- Phase Construction to Limit Soil Exposure.
Prior to construction initiation, activities should be broken into phases. Grading activities should be limited to the phase immediately under construction to decrease the time that soil is exposed, which, in turn, decreases the potential for erosion. Additional phases should begin only when the last phase is near completion and preferably exposed soil has been stabilized. Construction scheduling should facilitate installation of erosion and sediment control measures prior to construction start, detail time limits for soil stabilization after grading occurs, and schedule BMP maintenance.
- Immediately Stabilize Exposed Soils.
Exposed soils should be stabilized within two weeks of the onset of exposure. The long-term goal is to establish permanent vegetation after each phase of construction; however, mulch, hydroseeding, or other means of soil coverage may protect exposed soil while facilitating vegetation growth. The stormwater site plan should detail appropriate plant species to be seeded, as well as weather and climactic conditions necessary for germination and successful vegetation establishment.
- Protect Steep Slopes and Cuts.

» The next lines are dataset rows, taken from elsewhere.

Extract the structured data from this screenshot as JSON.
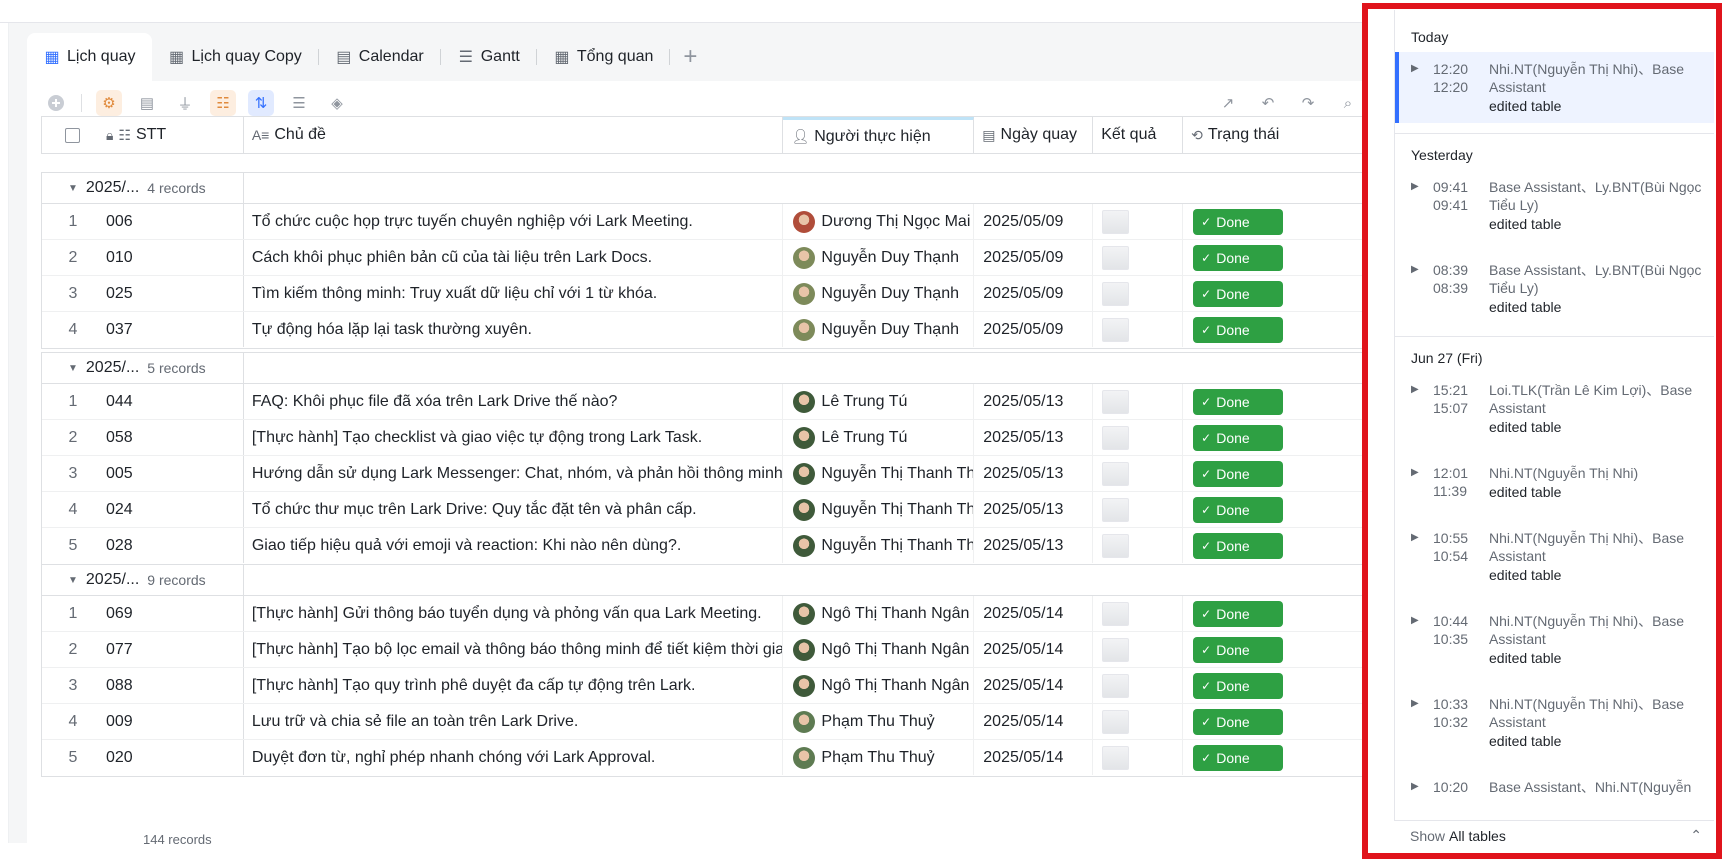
{
  "tabs": [
    {
      "label": "Lịch quay",
      "icon": "grid-icon",
      "active": true
    },
    {
      "label": "Lịch quay Copy",
      "icon": "grid-icon",
      "active": false
    },
    {
      "label": "Calendar",
      "icon": "calendar-icon",
      "active": false
    },
    {
      "label": "Gantt",
      "icon": "gantt-icon",
      "active": false
    },
    {
      "label": "Tổng quan",
      "icon": "grid-icon",
      "active": false
    }
  ],
  "tab_add": "+",
  "columns": {
    "stt": "STT",
    "topic": "Chủ đề",
    "person": "Người thực hiện",
    "date": "Ngày quay",
    "result": "Kết quả",
    "status": "Trạng thái"
  },
  "groups": [
    {
      "label": "2025/...",
      "count": "4 records",
      "rows": [
        {
          "idx": "1",
          "stt": "006",
          "topic": "Tổ chức cuộc họp trực tuyến chuyên nghiệp với Lark Meeting.",
          "person": "Dương Thị Ngọc Mai",
          "date": "2025/05/09",
          "status": "Done"
        },
        {
          "idx": "2",
          "stt": "010",
          "topic": "Cách khôi phục phiên bản cũ của tài liệu trên Lark Docs.",
          "person": "Nguyễn Duy Thạnh",
          "date": "2025/05/09",
          "status": "Done"
        },
        {
          "idx": "3",
          "stt": "025",
          "topic": "Tìm kiếm thông minh: Truy xuất dữ liệu chỉ với 1 từ khóa.",
          "person": "Nguyễn Duy Thạnh",
          "date": "2025/05/09",
          "status": "Done"
        },
        {
          "idx": "4",
          "stt": "037",
          "topic": "Tự động hóa lặp lại task thường xuyên.",
          "person": "Nguyễn Duy Thạnh",
          "date": "2025/05/09",
          "status": "Done"
        }
      ]
    },
    {
      "label": "2025/...",
      "count": "5 records",
      "rows": [
        {
          "idx": "1",
          "stt": "044",
          "topic": "FAQ: Khôi phục file đã xóa trên Lark Drive thế nào?",
          "person": "Lê Trung Tú",
          "date": "2025/05/13",
          "status": "Done"
        },
        {
          "idx": "2",
          "stt": "058",
          "topic": "[Thực hành] Tạo checklist và giao việc tự động trong Lark Task.",
          "person": "Lê Trung Tú",
          "date": "2025/05/13",
          "status": "Done"
        },
        {
          "idx": "3",
          "stt": "005",
          "topic": "Hướng dẫn sử dụng Lark Messenger: Chat, nhóm, và phản hồi thông minh.",
          "person": "Nguyễn Thị Thanh Thư",
          "date": "2025/05/13",
          "status": "Done"
        },
        {
          "idx": "4",
          "stt": "024",
          "topic": "Tổ chức thư mục trên Lark Drive: Quy tắc đặt tên và phân cấp.",
          "person": "Nguyễn Thị Thanh Thư",
          "date": "2025/05/13",
          "status": "Done"
        },
        {
          "idx": "5",
          "stt": "028",
          "topic": "Giao tiếp hiệu quả với emoji và reaction: Khi nào nên dùng?.",
          "person": "Nguyễn Thị Thanh Thư",
          "date": "2025/05/13",
          "status": "Done"
        }
      ]
    },
    {
      "label": "2025/...",
      "count": "9 records",
      "rows": [
        {
          "idx": "1",
          "stt": "069",
          "topic": "[Thực hành] Gửi thông báo tuyển dụng và phỏng vấn qua Lark Meeting.",
          "person": "Ngô Thị Thanh Ngân",
          "date": "2025/05/14",
          "status": "Done"
        },
        {
          "idx": "2",
          "stt": "077",
          "topic": "[Thực hành] Tạo bộ lọc email và thông báo thông minh để tiết kiệm thời gian.",
          "person": "Ngô Thị Thanh Ngân",
          "date": "2025/05/14",
          "status": "Done"
        },
        {
          "idx": "3",
          "stt": "088",
          "topic": "[Thực hành] Tạo quy trình phê duyệt đa cấp tự động trên Lark.",
          "person": "Ngô Thị Thanh Ngân",
          "date": "2025/05/14",
          "status": "Done"
        },
        {
          "idx": "4",
          "stt": "009",
          "topic": "Lưu trữ và chia sẻ file an toàn trên Lark Drive.",
          "person": "Phạm Thu Thuỷ",
          "date": "2025/05/14",
          "status": "Done"
        },
        {
          "idx": "5",
          "stt": "020",
          "topic": "Duyệt đơn từ, nghỉ phép nhanh chóng với Lark Approval.",
          "person": "Phạm Thu Thuỷ",
          "date": "2025/05/14",
          "status": "Done"
        }
      ]
    }
  ],
  "footer_count": "144 records",
  "history": {
    "sections": [
      {
        "title": "Today",
        "entries": [
          {
            "t1": "12:20",
            "t2": "12:20",
            "who": "Nhi.NT(Nguyễn Thị Nhi)、Base Assistant",
            "action": "edited table",
            "selected": true
          }
        ]
      },
      {
        "title": "Yesterday",
        "entries": [
          {
            "t1": "09:41",
            "t2": "09:41",
            "who": "Base Assistant、Ly.BNT(Bùi Ngọc Tiểu Ly)",
            "action": "edited table"
          },
          {
            "t1": "08:39",
            "t2": "08:39",
            "who": "Base Assistant、Ly.BNT(Bùi Ngọc Tiểu Ly)",
            "action": "edited table"
          }
        ]
      },
      {
        "title": "Jun 27 (Fri)",
        "entries": [
          {
            "t1": "15:21",
            "t2": "15:07",
            "who": "Loi.TLK(Trần Lê Kim Lợi)、Base Assistant",
            "action": "edited table"
          },
          {
            "t1": "12:01",
            "t2": "11:39",
            "who": "Nhi.NT(Nguyễn Thị Nhi)",
            "action": "edited table"
          },
          {
            "t1": "10:55",
            "t2": "10:54",
            "who": "Nhi.NT(Nguyễn Thị Nhi)、Base Assistant",
            "action": "edited table"
          },
          {
            "t1": "10:44",
            "t2": "10:35",
            "who": "Nhi.NT(Nguyễn Thị Nhi)、Base Assistant",
            "action": "edited table"
          },
          {
            "t1": "10:33",
            "t2": "10:32",
            "who": "Nhi.NT(Nguyễn Thị Nhi)、Base Assistant",
            "action": "edited table"
          },
          {
            "t1": "10:20",
            "t2": "",
            "who": "Base Assistant、Nhi.NT(Nguyễn",
            "action": ""
          }
        ]
      }
    ],
    "footer_show": "Show",
    "footer_scope": "All tables"
  },
  "colors": {
    "accent": "#3370ff",
    "done": "#2ea043",
    "highlight": "#e0141c"
  }
}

Cutting and grading of steep slopes (>15 percent) should be avoided wherever possible. If a steep slope exists, all water flowing onto the slope should be redirected with diversions or a slope drain. Silt fence at top and toe of the slope must be anchored well, although this measure may not provide adequate protection by itself. On steep slopes, jute netting and erosion control blankets (geotextiles) should be used in conjunction with seeding or mulching, as seeding alone may not be effective.
- Install Perimeter Controls to Filter Sediments.

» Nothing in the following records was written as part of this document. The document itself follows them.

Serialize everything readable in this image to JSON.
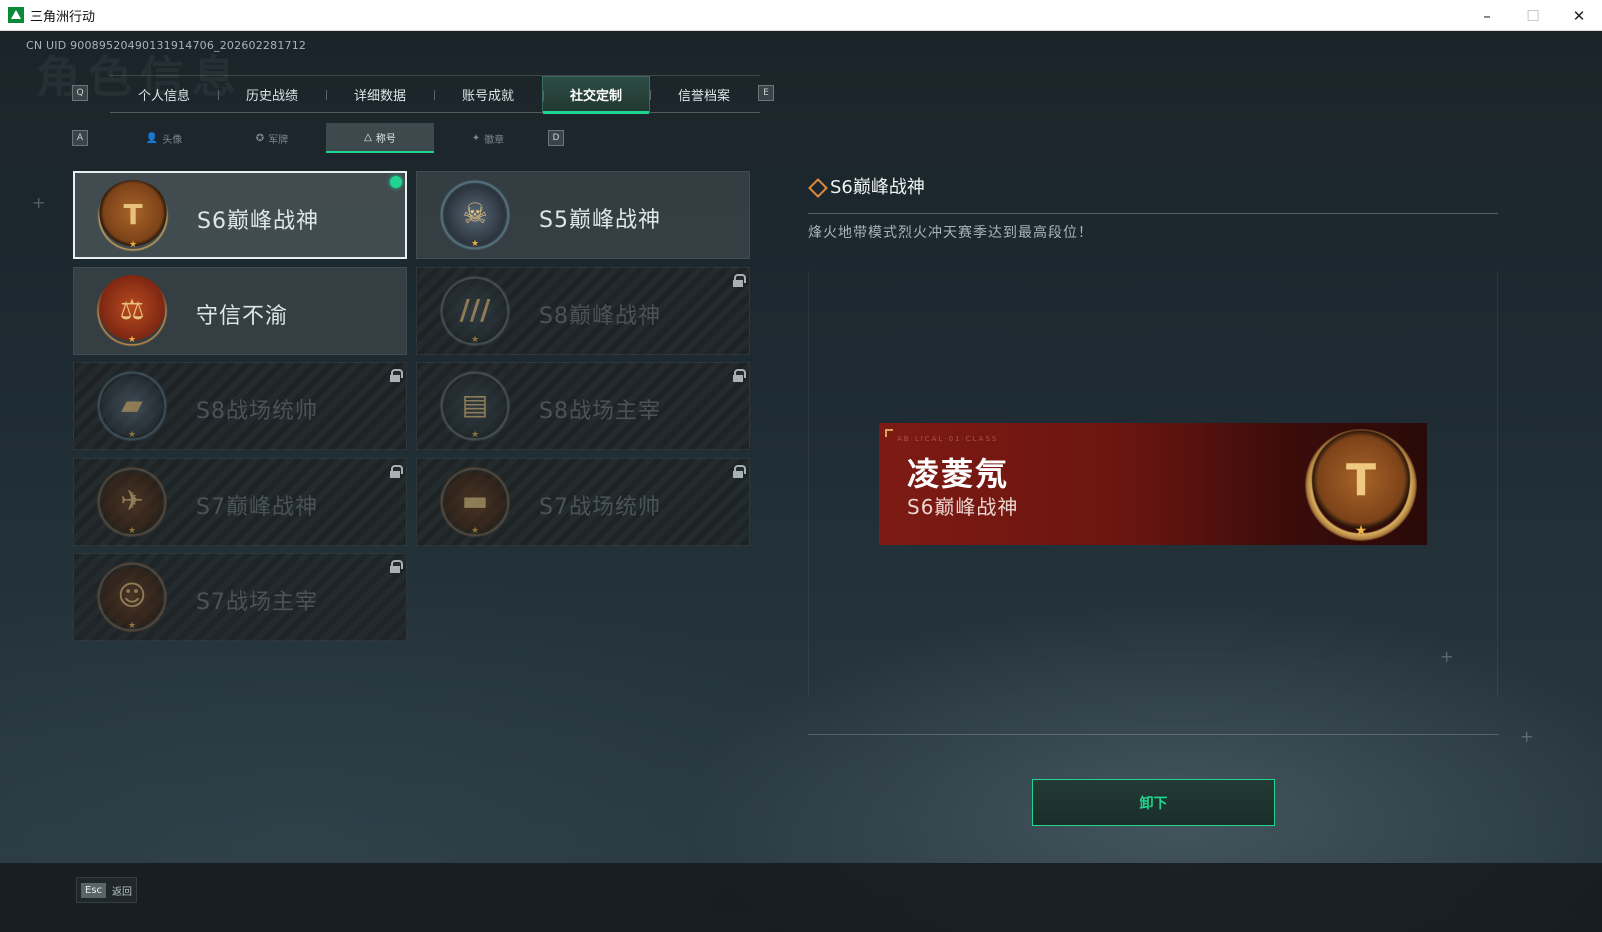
{
  "window": {
    "title": "三角洲行动",
    "minimize": "–",
    "maximize": "☐",
    "close": "✕"
  },
  "uid": "CN UID 9008952049013191470​6_202602281712",
  "page_bg_title": "角色信息",
  "keys": {
    "tab_prev": "Q",
    "tab_next": "E",
    "sub_prev": "A",
    "sub_next": "D"
  },
  "tabs": [
    "个人信息",
    "历史战绩",
    "详细数据",
    "账号成就",
    "社交定制",
    "信誉档案"
  ],
  "active_tab": 4,
  "subtabs": [
    {
      "icon": "person-icon",
      "glyph": "👤",
      "label": "头像"
    },
    {
      "icon": "insignia-icon",
      "glyph": "✪",
      "label": "军牌"
    },
    {
      "icon": "title-icon",
      "glyph": "△",
      "label": "称号"
    },
    {
      "icon": "emblem-icon",
      "glyph": "✦",
      "label": "徽章"
    }
  ],
  "titles": [
    {
      "label": "S6巅峰战神",
      "badge": "gold",
      "glyph": "T",
      "locked": false,
      "equipped": true
    },
    {
      "label": "S5巅峰战神",
      "badge": "blue",
      "glyph": "☠",
      "locked": false,
      "equipped": false
    },
    {
      "label": "守信不渝",
      "badge": "red",
      "glyph": "⚖",
      "locked": false,
      "equipped": false
    },
    {
      "label": "S8巅峰战神",
      "badge": "dark",
      "glyph": "///",
      "locked": true,
      "equipped": false
    },
    {
      "label": "S8战场统帅",
      "badge": "blue",
      "glyph": "▰",
      "locked": true,
      "equipped": false
    },
    {
      "label": "S8战场主宰",
      "badge": "dark",
      "glyph": "▤",
      "locked": true,
      "equipped": false
    },
    {
      "label": "S7巅峰战神",
      "badge": "copper",
      "glyph": "✈",
      "locked": true,
      "equipped": false
    },
    {
      "label": "S7战场统帅",
      "badge": "copper",
      "glyph": "▬",
      "locked": true,
      "equipped": false
    },
    {
      "label": "S7战场主宰",
      "badge": "copper",
      "glyph": "☺",
      "locked": true,
      "equipped": false
    }
  ],
  "detail": {
    "title": "S6巅峰战神",
    "description": "烽火地带模式烈火冲天赛季达到最高段位！"
  },
  "namecard": {
    "player_name": "凌菱氖",
    "title": "S6巅峰战神",
    "glyph": "T",
    "star": "★"
  },
  "unequip_label": "卸下",
  "footer": {
    "esc_key": "Esc",
    "esc_label": "返回"
  },
  "colors": {
    "accent": "#1ed68f",
    "gold": "#e8c27a",
    "namecard_red": "#7e1a14"
  }
}
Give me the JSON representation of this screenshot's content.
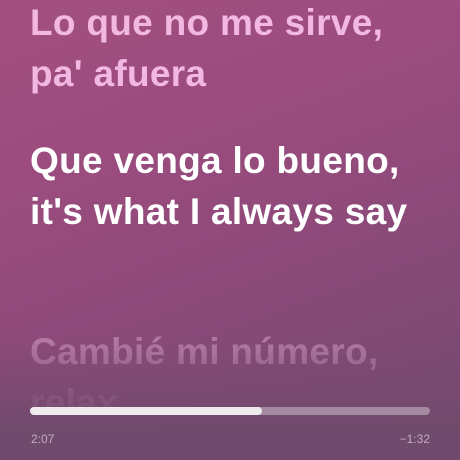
{
  "lyrics": {
    "previous": "Lo que no me sirve, pa' afuera",
    "current": "Que venga lo bueno, it's what I always say",
    "next": "Cambié mi número, relax"
  },
  "playback": {
    "elapsed": "2:07",
    "remaining": "−1:32",
    "progress_fraction": 0.58
  },
  "colors": {
    "background_top": "#a2507f",
    "background_bottom": "#6e4a6c",
    "previous_line": "#f2b8e2",
    "current_line": "#ffffff"
  }
}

Silt fence should be properly installed around the perimeter of the construction site. A fiber roll on the inside (site-facing) of the silt fence works to provide additional filtration. In areas of heavy flows or breech concern, a properly sized earthen dike with a stabilized outlet should be created. In addition, catch basin inlets receiving stormwater flows from the construction site must be protected with adequate inlet controls.

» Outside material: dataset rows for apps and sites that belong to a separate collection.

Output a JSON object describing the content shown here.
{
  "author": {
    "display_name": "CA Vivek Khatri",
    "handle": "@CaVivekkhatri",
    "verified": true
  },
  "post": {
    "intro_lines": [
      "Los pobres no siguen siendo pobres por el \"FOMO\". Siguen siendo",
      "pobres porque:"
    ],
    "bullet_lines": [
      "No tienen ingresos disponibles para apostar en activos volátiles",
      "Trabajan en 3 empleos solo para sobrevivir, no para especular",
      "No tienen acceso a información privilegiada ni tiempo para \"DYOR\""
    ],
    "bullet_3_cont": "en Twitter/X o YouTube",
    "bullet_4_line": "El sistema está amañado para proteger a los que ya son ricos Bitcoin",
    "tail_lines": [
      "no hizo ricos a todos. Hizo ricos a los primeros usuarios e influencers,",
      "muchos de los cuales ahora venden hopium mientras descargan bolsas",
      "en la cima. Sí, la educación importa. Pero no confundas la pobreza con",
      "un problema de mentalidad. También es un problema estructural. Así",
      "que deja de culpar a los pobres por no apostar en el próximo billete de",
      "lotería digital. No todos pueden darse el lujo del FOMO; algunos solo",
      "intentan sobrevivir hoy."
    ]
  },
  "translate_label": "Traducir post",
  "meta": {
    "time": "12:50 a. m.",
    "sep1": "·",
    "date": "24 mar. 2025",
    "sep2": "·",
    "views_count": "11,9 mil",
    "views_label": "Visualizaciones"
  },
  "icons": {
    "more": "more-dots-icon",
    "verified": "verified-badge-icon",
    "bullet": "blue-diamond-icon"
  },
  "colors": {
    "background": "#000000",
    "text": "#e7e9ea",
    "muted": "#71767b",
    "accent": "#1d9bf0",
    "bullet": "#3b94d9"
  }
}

- Employ Advanced Sediment Settling Controls.
Sediment Basins should be created where space is available; however, discharge from basins must be non-turbid. The use of skimmers and multiple cell construction of basins assist in sediment drop-out.
- Certify and Train Contractors on Stormwater Site Plan Implementation.
Contractors and/or construction staff should be trained in erosion and sediment control practices and procedures to effectively install and manage erosion and sediment control features. Meetings and site inspections by municipal staff provide opportunities for discussion of effective BMPs with site staff. Inspectors should make a strong commitment to contractor education to develop a constructive and responsive relationship.
- Control Waste at the Construction Site.
The site plan should describe the type of construction site waste found at the site (such as discarded building materials, concrete truck washout, chemicals, litter, and sanitary waste) and how that waste will be controlled to minimize adverse impacts to water quality. For example, concrete washout and trash storage areas should be clearly labeled on the plan and should be located away from waterbodies and catch basin inlets.
- Inspect and Maintain BMPs.
Each stormwater site plan should clearly describe the construction site operator's BMP inspection and maintenance, including who will inspect the site and how often. Ideally, an example inspection form should be included with the plan. Inspections should occur at a regular interval and should also occur immediately before and after rain events. The plan should also describe how BMPs will be maintained.